The equivalency data that the FDA relies on has on some occasions been shown to be the brand data resubmitted as the generic. Although those instances might be rare, there is a range of acceptability in generic therapeutic effects that seems to swing wildly depending on who you talk to. Some pharmacist and researchers say that a generic drug has to have a therapeutic effect between 80% and 125% of the brand, which is a wild 45% area of acceptability. This is wild because drugs are toxic and only provide medicinal effects in a limited range, as mentioned before, too much will kill you, too little won’t treat the issue and will cause resistant bacteria to form. However, others say that the range is only 10% once you perform the complex math necessary for the data checks. While 10% is definitely better than 45%, it is not the same.
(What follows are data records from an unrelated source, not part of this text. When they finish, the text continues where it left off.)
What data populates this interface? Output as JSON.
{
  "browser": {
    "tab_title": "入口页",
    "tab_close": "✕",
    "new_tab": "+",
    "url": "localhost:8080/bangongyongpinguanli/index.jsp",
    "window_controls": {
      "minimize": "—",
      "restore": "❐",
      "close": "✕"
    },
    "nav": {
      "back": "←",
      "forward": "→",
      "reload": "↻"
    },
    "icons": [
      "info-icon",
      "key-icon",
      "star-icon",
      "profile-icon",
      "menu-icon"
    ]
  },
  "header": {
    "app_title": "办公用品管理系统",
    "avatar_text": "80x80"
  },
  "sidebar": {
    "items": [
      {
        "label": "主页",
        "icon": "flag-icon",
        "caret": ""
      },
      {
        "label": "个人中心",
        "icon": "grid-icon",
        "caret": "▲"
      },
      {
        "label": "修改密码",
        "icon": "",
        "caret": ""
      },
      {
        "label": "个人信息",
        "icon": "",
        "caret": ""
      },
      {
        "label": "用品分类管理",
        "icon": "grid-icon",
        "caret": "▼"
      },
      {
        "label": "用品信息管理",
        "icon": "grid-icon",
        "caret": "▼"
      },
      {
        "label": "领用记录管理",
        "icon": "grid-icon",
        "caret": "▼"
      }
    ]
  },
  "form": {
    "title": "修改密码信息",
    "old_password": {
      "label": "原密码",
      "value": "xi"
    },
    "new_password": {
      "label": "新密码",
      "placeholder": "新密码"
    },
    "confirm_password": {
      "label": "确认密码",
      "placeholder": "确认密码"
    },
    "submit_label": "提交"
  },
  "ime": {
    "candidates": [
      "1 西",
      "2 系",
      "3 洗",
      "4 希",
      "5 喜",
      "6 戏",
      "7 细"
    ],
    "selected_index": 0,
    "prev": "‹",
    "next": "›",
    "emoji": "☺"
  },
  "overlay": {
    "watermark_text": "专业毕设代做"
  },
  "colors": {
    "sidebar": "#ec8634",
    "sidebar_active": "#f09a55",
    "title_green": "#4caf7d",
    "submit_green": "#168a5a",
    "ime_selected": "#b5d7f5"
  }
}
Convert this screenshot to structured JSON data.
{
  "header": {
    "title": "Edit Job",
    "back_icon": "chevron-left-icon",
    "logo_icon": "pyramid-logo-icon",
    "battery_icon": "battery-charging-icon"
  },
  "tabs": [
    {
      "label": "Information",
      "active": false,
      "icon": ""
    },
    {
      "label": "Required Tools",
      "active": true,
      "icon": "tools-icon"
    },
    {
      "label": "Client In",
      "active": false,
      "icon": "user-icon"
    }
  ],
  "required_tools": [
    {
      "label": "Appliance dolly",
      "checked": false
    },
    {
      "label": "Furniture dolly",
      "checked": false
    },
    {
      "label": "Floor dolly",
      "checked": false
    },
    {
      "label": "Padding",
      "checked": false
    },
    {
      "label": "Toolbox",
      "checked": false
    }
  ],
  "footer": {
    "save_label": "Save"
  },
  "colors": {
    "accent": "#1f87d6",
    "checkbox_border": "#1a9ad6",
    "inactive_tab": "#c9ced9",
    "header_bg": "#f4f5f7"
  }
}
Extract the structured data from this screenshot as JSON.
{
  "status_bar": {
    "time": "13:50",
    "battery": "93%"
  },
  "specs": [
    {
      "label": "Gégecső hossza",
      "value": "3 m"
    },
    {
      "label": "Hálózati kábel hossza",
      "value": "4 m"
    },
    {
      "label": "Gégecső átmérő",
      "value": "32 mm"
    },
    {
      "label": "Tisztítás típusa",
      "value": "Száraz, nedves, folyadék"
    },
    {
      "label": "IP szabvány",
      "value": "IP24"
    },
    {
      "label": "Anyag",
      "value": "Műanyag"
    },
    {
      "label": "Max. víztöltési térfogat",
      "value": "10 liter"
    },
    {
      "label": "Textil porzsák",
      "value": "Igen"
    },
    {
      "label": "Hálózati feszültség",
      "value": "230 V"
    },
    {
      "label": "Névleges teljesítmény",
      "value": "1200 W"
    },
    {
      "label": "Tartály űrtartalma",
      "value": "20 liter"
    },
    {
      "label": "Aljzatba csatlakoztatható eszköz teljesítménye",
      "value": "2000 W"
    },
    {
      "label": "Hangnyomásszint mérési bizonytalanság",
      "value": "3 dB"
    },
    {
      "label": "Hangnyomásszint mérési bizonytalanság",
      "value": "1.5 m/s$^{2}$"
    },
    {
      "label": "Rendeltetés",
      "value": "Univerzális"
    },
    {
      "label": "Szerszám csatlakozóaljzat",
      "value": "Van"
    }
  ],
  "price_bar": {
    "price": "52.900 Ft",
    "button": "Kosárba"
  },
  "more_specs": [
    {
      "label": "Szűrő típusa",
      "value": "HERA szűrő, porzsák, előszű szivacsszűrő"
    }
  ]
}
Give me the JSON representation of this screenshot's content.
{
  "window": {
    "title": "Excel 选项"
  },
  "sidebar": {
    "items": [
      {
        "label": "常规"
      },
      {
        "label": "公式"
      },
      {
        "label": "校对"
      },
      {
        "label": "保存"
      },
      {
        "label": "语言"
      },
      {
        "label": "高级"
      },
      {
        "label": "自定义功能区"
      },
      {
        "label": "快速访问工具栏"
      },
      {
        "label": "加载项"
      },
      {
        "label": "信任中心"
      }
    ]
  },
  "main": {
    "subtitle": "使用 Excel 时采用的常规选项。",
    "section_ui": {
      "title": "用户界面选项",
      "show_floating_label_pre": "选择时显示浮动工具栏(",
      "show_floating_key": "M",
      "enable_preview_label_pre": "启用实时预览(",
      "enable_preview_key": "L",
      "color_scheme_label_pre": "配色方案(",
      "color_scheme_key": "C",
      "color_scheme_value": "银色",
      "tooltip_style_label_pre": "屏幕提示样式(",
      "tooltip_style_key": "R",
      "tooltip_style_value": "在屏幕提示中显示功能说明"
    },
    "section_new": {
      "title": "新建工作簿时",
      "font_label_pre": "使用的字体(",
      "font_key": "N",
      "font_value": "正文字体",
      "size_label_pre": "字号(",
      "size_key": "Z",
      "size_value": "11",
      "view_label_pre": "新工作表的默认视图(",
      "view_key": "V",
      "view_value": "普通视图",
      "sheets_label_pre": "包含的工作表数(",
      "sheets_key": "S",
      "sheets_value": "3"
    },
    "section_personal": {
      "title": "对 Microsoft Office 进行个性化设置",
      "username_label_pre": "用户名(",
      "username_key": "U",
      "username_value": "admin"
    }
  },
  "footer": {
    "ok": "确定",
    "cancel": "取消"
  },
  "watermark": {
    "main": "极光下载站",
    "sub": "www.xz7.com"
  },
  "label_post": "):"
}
If someone is, 5% taller than someone else is you would not say that the two were the same height. Therefore, if a drug is 5% weaker than another drug you should not say they are the same drug. The FDA does not make its bioequivalence data available from what I could see, but given the fact that modern experts are still arguing about what they mean, I doubt me looking at them would help.
Time release is also an issue as we saw with Wellbutrin XL. Generic drugs do not always release their drugs in the same manner as brands concerning time. This could be do to the fact that generics don’t have to have the same release mechanism or the same excipients which are the non-active ingredients. While the non-active ingredients have to be safe, we cannot ignore the effect that they can have on the way the active ingredient may work in a given situation.
Doctors overseas have been compensating for lower strength generics by prescribing what would otherwise be considered insane amounts of drugs. Here in America, a growing list of concerns is being tabulated as people see negative side effects when they shift from brands to generics. Companies like Ranbaxy have been found guilty of felony crimes involving manufacturing drugs and distribution. In addition, as the brands push their drug prices higher, the demand for generics grows louder making regulators and well-meaning whistleblowers appear to be bad people. However, the fact is, there is a level of concern that is healthy when it comes to all medication. If we accept the idea that you get what you pay for or the idea that corporations are driven by greed and profit, then we should be looking extra closely at corporations that are willing to produce expensive drugs for very cheap. The drugs they produce are not the same as the brands, in some cases, its close enough. But brand or Generic, we should take care to thoroughly research the toxic substances that are being used to treat us. FDA inspections are public knowledge, and if a drug or its active ingredient was made out of the country at a plant that has not been inspected in a number of years, India or China should be especially concerning given the history of generic manufacturers in those parts of the world. The website to search inspections will be linked below. If you are interested in my personal takeaways about this situation, tune into the podcast.
is a lover of learning and analyzer of anything that can be analyzed, even if it probably shouldn't be.